▼▼▼

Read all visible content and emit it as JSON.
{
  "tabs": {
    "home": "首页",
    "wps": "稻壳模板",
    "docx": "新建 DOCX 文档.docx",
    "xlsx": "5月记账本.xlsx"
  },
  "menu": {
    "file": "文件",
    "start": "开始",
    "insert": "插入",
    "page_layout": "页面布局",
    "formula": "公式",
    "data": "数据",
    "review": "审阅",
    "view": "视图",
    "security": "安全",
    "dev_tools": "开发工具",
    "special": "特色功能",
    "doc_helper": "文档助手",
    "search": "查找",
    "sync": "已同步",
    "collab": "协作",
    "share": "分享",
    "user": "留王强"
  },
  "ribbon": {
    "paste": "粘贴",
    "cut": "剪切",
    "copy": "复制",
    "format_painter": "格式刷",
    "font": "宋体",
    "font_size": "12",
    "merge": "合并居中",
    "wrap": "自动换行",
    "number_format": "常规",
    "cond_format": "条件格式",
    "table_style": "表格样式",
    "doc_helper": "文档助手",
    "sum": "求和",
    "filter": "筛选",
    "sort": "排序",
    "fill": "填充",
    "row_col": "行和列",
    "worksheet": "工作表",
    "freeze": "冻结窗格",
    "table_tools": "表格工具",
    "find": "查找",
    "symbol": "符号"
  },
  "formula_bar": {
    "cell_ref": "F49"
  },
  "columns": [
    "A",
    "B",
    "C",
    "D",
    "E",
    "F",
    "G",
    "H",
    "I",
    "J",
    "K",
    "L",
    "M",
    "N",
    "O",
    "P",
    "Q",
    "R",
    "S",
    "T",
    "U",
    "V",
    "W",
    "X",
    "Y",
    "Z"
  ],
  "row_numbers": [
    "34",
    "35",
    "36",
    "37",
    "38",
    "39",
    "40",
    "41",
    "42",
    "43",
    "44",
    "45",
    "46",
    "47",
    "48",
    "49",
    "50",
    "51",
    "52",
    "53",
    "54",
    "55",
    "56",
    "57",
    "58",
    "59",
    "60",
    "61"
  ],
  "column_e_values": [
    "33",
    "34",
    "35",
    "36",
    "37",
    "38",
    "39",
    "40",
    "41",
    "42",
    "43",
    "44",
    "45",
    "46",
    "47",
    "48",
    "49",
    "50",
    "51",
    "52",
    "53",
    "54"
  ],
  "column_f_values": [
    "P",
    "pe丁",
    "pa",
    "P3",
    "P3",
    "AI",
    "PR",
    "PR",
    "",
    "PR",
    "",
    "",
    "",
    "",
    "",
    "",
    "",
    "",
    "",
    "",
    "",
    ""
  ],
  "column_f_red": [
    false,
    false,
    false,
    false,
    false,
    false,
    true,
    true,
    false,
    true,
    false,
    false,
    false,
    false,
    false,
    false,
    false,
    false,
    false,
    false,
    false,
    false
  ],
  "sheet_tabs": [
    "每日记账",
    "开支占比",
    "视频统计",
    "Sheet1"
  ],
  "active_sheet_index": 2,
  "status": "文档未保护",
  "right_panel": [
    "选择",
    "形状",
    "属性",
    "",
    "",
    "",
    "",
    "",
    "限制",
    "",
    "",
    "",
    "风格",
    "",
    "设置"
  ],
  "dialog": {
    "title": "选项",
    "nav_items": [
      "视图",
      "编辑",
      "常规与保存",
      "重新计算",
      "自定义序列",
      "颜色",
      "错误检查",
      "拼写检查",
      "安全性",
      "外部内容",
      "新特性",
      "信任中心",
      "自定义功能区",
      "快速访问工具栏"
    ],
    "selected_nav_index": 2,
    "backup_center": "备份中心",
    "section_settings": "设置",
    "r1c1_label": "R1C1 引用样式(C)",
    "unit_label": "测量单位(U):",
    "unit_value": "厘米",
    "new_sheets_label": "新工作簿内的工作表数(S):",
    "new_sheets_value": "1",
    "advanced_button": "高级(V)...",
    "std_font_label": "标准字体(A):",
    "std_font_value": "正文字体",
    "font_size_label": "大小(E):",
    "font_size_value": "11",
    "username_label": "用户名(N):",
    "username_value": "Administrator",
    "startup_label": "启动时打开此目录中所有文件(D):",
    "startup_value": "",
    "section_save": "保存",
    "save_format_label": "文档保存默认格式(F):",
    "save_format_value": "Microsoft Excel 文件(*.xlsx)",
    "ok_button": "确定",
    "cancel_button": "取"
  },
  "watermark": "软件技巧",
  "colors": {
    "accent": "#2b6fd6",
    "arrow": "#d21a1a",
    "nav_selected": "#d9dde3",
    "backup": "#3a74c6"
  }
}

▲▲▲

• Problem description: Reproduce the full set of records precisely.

• Solution to this exercise:
Read all visible content and emit it as JSON.
{
  "tabs": {
    "home": "首页",
    "wps": "稻壳模板",
    "docx": "新建 DOCX 文档.docx",
    "xlsx": "5月记账本.xlsx"
  },
  "menu": {
    "file": "文件",
    "start": "开始",
    "insert": "插入",
    "page_layout": "页面布局",
    "formula": "公式",
    "data": "数据",
    "review": "审阅",
    "view": "视图",
    "security": "安全",
    "dev_tools": "开发工具",
    "special": "特色功能",
    "doc_helper": "文档助手",
    "search": "查找",
    "sync": "已同步",
    "collab": "协作",
    "share": "分享",
    "user": "留王强"
  },
  "ribbon": {
    "paste": "粘贴",
    "cut": "剪切",
    "copy": "复制",
    "format_painter": "格式刷",
    "font": "宋体",
    "font_size": "12",
    "merge": "合并居中",
    "wrap": "自动换行",
    "number_format": "常规",
    "cond_format": "条件格式",
    "table_style": "表格样式",
    "doc_helper": "文档助手",
    "sum": "求和",
    "filter": "筛选",
    "sort": "排序",
    "fill": "填充",
    "row_col": "行和列",
    "worksheet": "工作表",
    "freeze": "冻结窗格",
    "table_tools": "表格工具",
    "find": "查找",
    "symbol": "符号"
  },
  "formula_bar": {
    "cell_ref": "F49"
  },
  "columns": [
    "A",
    "B",
    "C",
    "D",
    "E",
    "F",
    "G",
    "H",
    "I",
    "J",
    "K",
    "L",
    "M",
    "N",
    "O",
    "P",
    "Q",
    "R",
    "S",
    "T",
    "U",
    "V",
    "W",
    "X",
    "Y",
    "Z"
  ],
  "row_numbers": [
    "34",
    "35",
    "36",
    "37",
    "38",
    "39",
    "40",
    "41",
    "42",
    "43",
    "44",
    "45",
    "46",
    "47",
    "48",
    "49",
    "50",
    "51",
    "52",
    "53",
    "54",
    "55",
    "56",
    "57",
    "58",
    "59",
    "60",
    "61"
  ],
  "column_e_values": [
    "33",
    "34",
    "35",
    "36",
    "37",
    "38",
    "39",
    "40",
    "41",
    "42",
    "43",
    "44",
    "45",
    "46",
    "47",
    "48",
    "49",
    "50",
    "51",
    "52",
    "53",
    "54"
  ],
  "column_f_values": [
    "P",
    "pe丁",
    "pa",
    "P3",
    "P3",
    "AI",
    "PR",
    "PR",
    "",
    "PR",
    "",
    "",
    "",
    "",
    "",
    "",
    "",
    "",
    "",
    "",
    "",
    ""
  ],
  "column_f_red": [
    false,
    false,
    false,
    false,
    false,
    false,
    true,
    true,
    false,
    true,
    false,
    false,
    false,
    false,
    false,
    false,
    false,
    false,
    false,
    false,
    false,
    false
  ],
  "sheet_tabs": [
    "每日记账",
    "开支占比",
    "视频统计",
    "Sheet1"
  ],
  "active_sheet_index": 2,
  "status": "文档未保护",
  "right_panel": [
    "选择",
    "形状",
    "属性",
    "",
    "",
    "",
    "",
    "",
    "限制",
    "",
    "",
    "",
    "风格",
    "",
    "设置"
  ],
  "dialog": {
    "title": "选项",
    "nav_items": [
      "视图",
      "编辑",
      "常规与保存",
      "重新计算",
      "自定义序列",
      "颜色",
      "错误检查",
      "拼写检查",
      "安全性",
      "外部内容",
      "新特性",
      "信任中心",
      "自定义功能区",
      "快速访问工具栏"
    ],
    "selected_nav_index": 2,
    "backup_center": "备份中心",
    "section_settings": "设置",
    "r1c1_label": "R1C1 引用样式(C)",
    "unit_label": "测量单位(U):",
    "unit_value": "厘米",
    "new_sheets_label": "新工作簿内的工作表数(S):",
    "new_sheets_value": "1",
    "advanced_button": "高级(V)...",
    "std_font_label": "标准字体(A):",
    "std_font_value": "正文字体",
    "font_size_label": "大小(E):",
    "font_size_value": "11",
    "username_label": "用户名(N):",
    "username_value": "Administrator",
    "startup_label": "启动时打开此目录中所有文件(D):",
    "startup_value": "",
    "section_save": "保存",
    "save_format_label": "文档保存默认格式(F):",
    "save_format_value": "Microsoft Excel 文件(*.xlsx)",
    "ok_button": "确定",
    "cancel_button": "取"
  },
  "watermark": "软件技巧",
  "colors": {
    "accent": "#2b6fd6",
    "arrow": "#d21a1a",
    "nav_selected": "#d9dde3",
    "backup": "#3a74c6"
  }
}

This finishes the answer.